It is important you let them hit that rock bottom and realize what a mess their life has become. Let your alcoholic friend or family member realize the damage they’re doing to themselves and those around them. A professionally-conducted intervention session is headed by a qualified interventionist, a mental health specialist, or a licensed alcohol and drug counselor. The session may take place at the counselor or the interventionist’s office or in some place of your choice.
Supporting your loved one’s recovery
Urge the person to get into a formal treatment program. Ask for concrete commitments and then follow up on them. Watching a family member, friend, or coworker with an alcohol use disorder can be difficult.
You may get to the point where you feel compelled to help your person get well. However, family members and friends often have deep emotional ties that prevent them from having the objective viewpoint necessary for treatment. Your friend or loved one may also vow to cut back on their own.
To avoid burnout, set clear limits on what you’re able to do. Try not to allow your loved one’s behavior to dictate your own health and happiness. Schedule time into your day for relaxing, maintaining your own health, and doing the things you enjoy. Your loved one’s recovery can be a long process, so you need to maintain a balance in your life.
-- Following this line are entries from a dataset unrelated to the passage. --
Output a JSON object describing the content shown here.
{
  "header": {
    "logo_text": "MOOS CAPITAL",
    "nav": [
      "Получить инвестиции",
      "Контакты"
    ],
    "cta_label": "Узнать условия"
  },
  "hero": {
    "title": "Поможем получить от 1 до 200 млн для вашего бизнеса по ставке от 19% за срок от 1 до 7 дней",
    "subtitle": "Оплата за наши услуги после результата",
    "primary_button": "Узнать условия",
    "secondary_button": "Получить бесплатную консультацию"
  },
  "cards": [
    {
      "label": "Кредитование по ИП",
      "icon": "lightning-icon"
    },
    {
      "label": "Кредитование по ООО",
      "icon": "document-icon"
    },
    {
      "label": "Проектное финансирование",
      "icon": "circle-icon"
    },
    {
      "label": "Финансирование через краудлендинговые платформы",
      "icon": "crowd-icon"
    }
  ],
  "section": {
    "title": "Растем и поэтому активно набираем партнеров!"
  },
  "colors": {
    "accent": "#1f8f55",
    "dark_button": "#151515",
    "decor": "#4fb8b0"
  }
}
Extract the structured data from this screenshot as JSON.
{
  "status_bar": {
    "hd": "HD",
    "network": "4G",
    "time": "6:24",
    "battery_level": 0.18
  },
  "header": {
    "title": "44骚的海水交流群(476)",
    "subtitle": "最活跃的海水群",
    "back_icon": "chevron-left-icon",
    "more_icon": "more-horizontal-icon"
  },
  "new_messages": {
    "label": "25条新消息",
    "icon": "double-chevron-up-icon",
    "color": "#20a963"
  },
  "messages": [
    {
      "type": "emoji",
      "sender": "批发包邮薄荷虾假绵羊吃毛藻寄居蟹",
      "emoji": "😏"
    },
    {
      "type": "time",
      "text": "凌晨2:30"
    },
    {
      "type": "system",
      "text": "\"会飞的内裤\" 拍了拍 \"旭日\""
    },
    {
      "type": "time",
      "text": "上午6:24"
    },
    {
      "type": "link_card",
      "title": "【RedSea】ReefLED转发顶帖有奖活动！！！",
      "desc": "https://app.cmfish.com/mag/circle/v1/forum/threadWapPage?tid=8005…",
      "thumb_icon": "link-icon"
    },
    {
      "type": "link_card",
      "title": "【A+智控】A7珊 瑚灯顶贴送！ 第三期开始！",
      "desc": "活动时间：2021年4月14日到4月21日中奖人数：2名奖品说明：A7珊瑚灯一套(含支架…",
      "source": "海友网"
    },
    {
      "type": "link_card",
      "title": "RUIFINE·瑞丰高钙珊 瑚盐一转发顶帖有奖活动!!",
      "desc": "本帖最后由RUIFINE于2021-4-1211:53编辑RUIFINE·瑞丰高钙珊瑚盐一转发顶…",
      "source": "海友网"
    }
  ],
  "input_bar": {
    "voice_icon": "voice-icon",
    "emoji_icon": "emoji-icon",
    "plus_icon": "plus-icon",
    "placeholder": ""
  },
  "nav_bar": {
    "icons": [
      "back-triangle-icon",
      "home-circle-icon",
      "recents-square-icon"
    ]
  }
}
Lean on the people around you, and, if you need to, reach out to a mental health professional to speak about your stress and what you’re going through. If you or a loved one is ready to overcome an alcohol addiction, reach out today. Treatment providers can connect you with programs that provide the tools to help you get and stay sober. It can be very difficult watching an alcoholic family member struggle, especially when they are not accepting your help. We often want to do everything we can to make an impact on our loved one in order to force them to change, but the only person we can truly change is ourselves.
Tell your loved one that you’re worried they’re drinking too much, and let them know you want to be supportive. The person may be in denial, and they may even react angrily to your attempts. Give them time and space to make an honest decision, https://ecosoberhouse.com/ and listen to what they have to say. Help the person address the problems that led to them drinking. If your loved one drank because of boredom, anxiety, or loneliness, for example, those problems will still be present once they’re sober.
- However, it’s important to make sure you’re getting the support you need as well.
- For many, continued follow up with a treatment provider is critical to overcoming problem drinking.
- Daily drinking can have serious consequences for a person’s health, both in the short- and long-term.
- It is only when they experience their own pain that they will feel a need to change.
- You could also attend mutual support groups for families and friends of people with alcohol problems, such as Al-Anon.
- You have to plan and prepare for it to ensure you have the outcome you desire and one which is in the best interests of everyone involved.